### DATASET RECORDS:
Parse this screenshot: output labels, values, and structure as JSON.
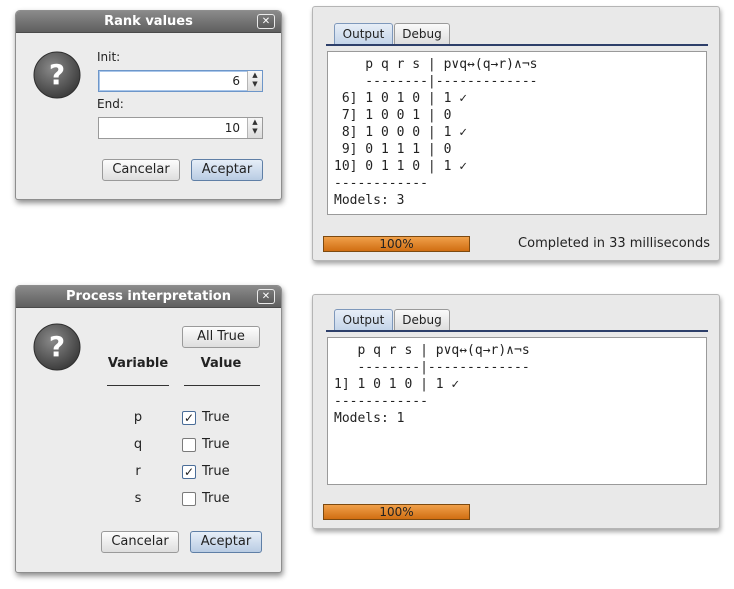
{
  "rank_dialog": {
    "title": "Rank values",
    "close_glyph": "✕",
    "icon": "question-icon",
    "init_label": "Init:",
    "init_value": "6",
    "end_label": "End:",
    "end_value": "10",
    "cancel_label": "Cancelar",
    "accept_label": "Aceptar"
  },
  "interp_dialog": {
    "title": "Process interpretation",
    "close_glyph": "✕",
    "icon": "question-icon",
    "all_true_label": "All True",
    "variable_header": "Variable",
    "value_header": "Value",
    "rows": [
      {
        "var": "p",
        "checked": true,
        "label": "True"
      },
      {
        "var": "q",
        "checked": false,
        "label": "True"
      },
      {
        "var": "r",
        "checked": true,
        "label": "True"
      },
      {
        "var": "s",
        "checked": false,
        "label": "True"
      }
    ],
    "cancel_label": "Cancelar",
    "accept_label": "Aceptar"
  },
  "output_top": {
    "tabs": [
      {
        "label": "Output",
        "selected": true
      },
      {
        "label": "Debug",
        "selected": false
      }
    ],
    "text": "    p q r s | p∨q↔(q→r)∧¬s\n    --------|-------------\n 6] 1 0 1 0 | 1 ✓\n 7] 1 0 0 1 | 0\n 8] 1 0 0 0 | 1 ✓\n 9] 0 1 1 1 | 0\n10] 0 1 1 0 | 1 ✓\n------------\nModels: 3",
    "progress_label": "100%",
    "progress_fraction": 1.0,
    "status": "Completed in 33 milliseconds"
  },
  "output_bottom": {
    "tabs": [
      {
        "label": "Output",
        "selected": true
      },
      {
        "label": "Debug",
        "selected": false
      }
    ],
    "text": "   p q r s | p∨q↔(q→r)∧¬s\n   --------|-------------\n1] 1 0 1 0 | 1 ✓\n------------\nModels: 1",
    "progress_label": "100%",
    "progress_fraction": 1.0
  },
  "colors": {
    "progress": "#e07f1f",
    "title_bar": "#6e6e6e",
    "default_button": "#c4d4e8"
  }
}
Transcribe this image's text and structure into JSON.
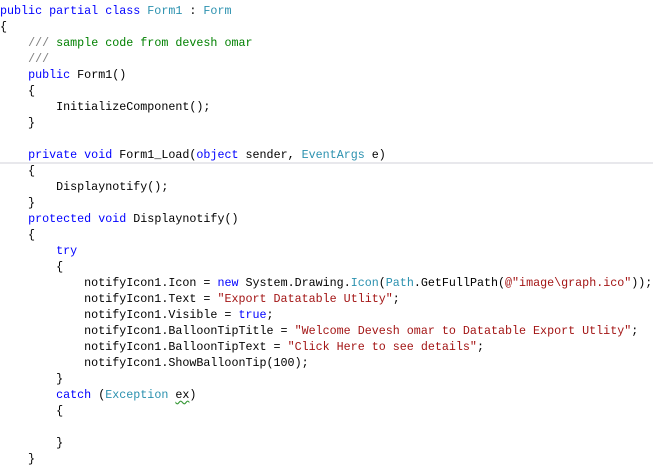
{
  "editor": {
    "lines": [
      [
        {
          "t": "public partial class ",
          "c": "kw"
        },
        {
          "t": "Form1",
          "c": "ty"
        },
        {
          "t": " : ",
          "c": "pl"
        },
        {
          "t": "Form",
          "c": "ty"
        }
      ],
      [
        {
          "t": "{",
          "c": "pl"
        }
      ],
      [
        {
          "t": "    ",
          "c": "pl"
        },
        {
          "t": "///",
          "c": "cd"
        },
        {
          "t": " sample code from devesh omar",
          "c": "cm"
        }
      ],
      [
        {
          "t": "    ",
          "c": "pl"
        },
        {
          "t": "///",
          "c": "cd"
        }
      ],
      [
        {
          "t": "    ",
          "c": "pl"
        },
        {
          "t": "public",
          "c": "kw"
        },
        {
          "t": " Form1()",
          "c": "pl"
        }
      ],
      [
        {
          "t": "    {",
          "c": "pl"
        }
      ],
      [
        {
          "t": "        InitializeComponent();",
          "c": "pl"
        }
      ],
      [
        {
          "t": "    }",
          "c": "pl"
        }
      ],
      [],
      [
        {
          "t": "    ",
          "c": "pl"
        },
        {
          "t": "private void",
          "c": "kw"
        },
        {
          "t": " Form1_Load(",
          "c": "pl"
        },
        {
          "t": "object",
          "c": "kw"
        },
        {
          "t": " sender, ",
          "c": "pl"
        },
        {
          "t": "EventArgs",
          "c": "ty"
        },
        {
          "t": " e)",
          "c": "pl"
        }
      ],
      [
        {
          "t": "    {",
          "c": "pl"
        }
      ],
      [
        {
          "t": "        Displaynotify();",
          "c": "pl"
        }
      ],
      [
        {
          "t": "    }",
          "c": "pl"
        }
      ],
      [
        {
          "t": "    ",
          "c": "pl"
        },
        {
          "t": "protected void",
          "c": "kw"
        },
        {
          "t": " Displaynotify()",
          "c": "pl"
        }
      ],
      [
        {
          "t": "    {",
          "c": "pl"
        }
      ],
      [
        {
          "t": "        ",
          "c": "pl"
        },
        {
          "t": "try",
          "c": "kw"
        }
      ],
      [
        {
          "t": "        {",
          "c": "pl"
        }
      ],
      [
        {
          "t": "            notifyIcon1.Icon = ",
          "c": "pl"
        },
        {
          "t": "new",
          "c": "kw"
        },
        {
          "t": " System.Drawing.",
          "c": "pl"
        },
        {
          "t": "Icon",
          "c": "ty"
        },
        {
          "t": "(",
          "c": "pl"
        },
        {
          "t": "Path",
          "c": "ty"
        },
        {
          "t": ".GetFullPath(",
          "c": "pl"
        },
        {
          "t": "@\"image\\graph.ico\"",
          "c": "st"
        },
        {
          "t": "));",
          "c": "pl"
        }
      ],
      [
        {
          "t": "            notifyIcon1.Text = ",
          "c": "pl"
        },
        {
          "t": "\"Export Datatable Utlity\"",
          "c": "st"
        },
        {
          "t": ";",
          "c": "pl"
        }
      ],
      [
        {
          "t": "            notifyIcon1.Visible = ",
          "c": "pl"
        },
        {
          "t": "true",
          "c": "kw"
        },
        {
          "t": ";",
          "c": "pl"
        }
      ],
      [
        {
          "t": "            notifyIcon1.BalloonTipTitle = ",
          "c": "pl"
        },
        {
          "t": "\"Welcome Devesh omar to Datatable Export Utlity\"",
          "c": "st"
        },
        {
          "t": ";",
          "c": "pl"
        }
      ],
      [
        {
          "t": "            notifyIcon1.BalloonTipText = ",
          "c": "pl"
        },
        {
          "t": "\"Click Here to see details\"",
          "c": "st"
        },
        {
          "t": ";",
          "c": "pl"
        }
      ],
      [
        {
          "t": "            notifyIcon1.ShowBalloonTip(100);",
          "c": "pl"
        }
      ],
      [
        {
          "t": "        }",
          "c": "pl"
        }
      ],
      [
        {
          "t": "        ",
          "c": "pl"
        },
        {
          "t": "catch",
          "c": "kw"
        },
        {
          "t": " (",
          "c": "pl"
        },
        {
          "t": "Exception",
          "c": "ty"
        },
        {
          "t": " ",
          "c": "pl"
        },
        {
          "t": "ex",
          "c": "pl sq"
        },
        {
          "t": ")",
          "c": "pl"
        }
      ],
      [
        {
          "t": "        {",
          "c": "pl"
        }
      ],
      [],
      [
        {
          "t": "        }",
          "c": "pl"
        }
      ],
      [
        {
          "t": "    }",
          "c": "pl"
        }
      ]
    ],
    "colors": {
      "keyword": "#0000ff",
      "type": "#2b91af",
      "comment": "#008000",
      "doc_delimiter": "#808080",
      "string": "#a31515"
    }
  }
}
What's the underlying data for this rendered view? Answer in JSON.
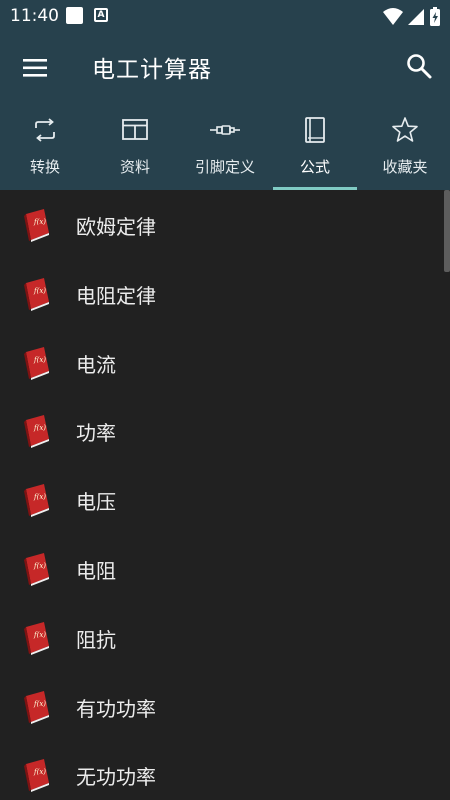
{
  "status_bar": {
    "time": "11:40",
    "a_icon_letter": "A"
  },
  "app_bar": {
    "title": "电工计算器",
    "menu_icon": "menu-icon",
    "search_icon": "search-icon"
  },
  "tabs": [
    {
      "label": "转换",
      "icon": "convert-icon",
      "active": false
    },
    {
      "label": "资料",
      "icon": "table-icon",
      "active": false
    },
    {
      "label": "引脚定义",
      "icon": "connector-icon",
      "active": false
    },
    {
      "label": "公式",
      "icon": "book-icon",
      "active": true
    },
    {
      "label": "收藏夹",
      "icon": "star-icon",
      "active": false
    }
  ],
  "list": {
    "items": [
      {
        "label": "欧姆定律"
      },
      {
        "label": "电阻定律"
      },
      {
        "label": "电流"
      },
      {
        "label": "功率"
      },
      {
        "label": "电压"
      },
      {
        "label": "电阻"
      },
      {
        "label": "阻抗"
      },
      {
        "label": "有功功率"
      },
      {
        "label": "无功功率"
      }
    ],
    "item_icon": "formula-book-icon"
  },
  "colors": {
    "primary": "#27414d",
    "background": "#212121",
    "indicator": "#80cbc4",
    "book_red": "#c62828"
  }
}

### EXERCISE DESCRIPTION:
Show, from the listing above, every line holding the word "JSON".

### ANSWER FOR THIS EXERCISE:
Parse this screenshot: output labels, values, and structure as JSON.
Transcribe this image's text and structure into JSON.
What's the underlying data for this rendered view? Answer in JSON.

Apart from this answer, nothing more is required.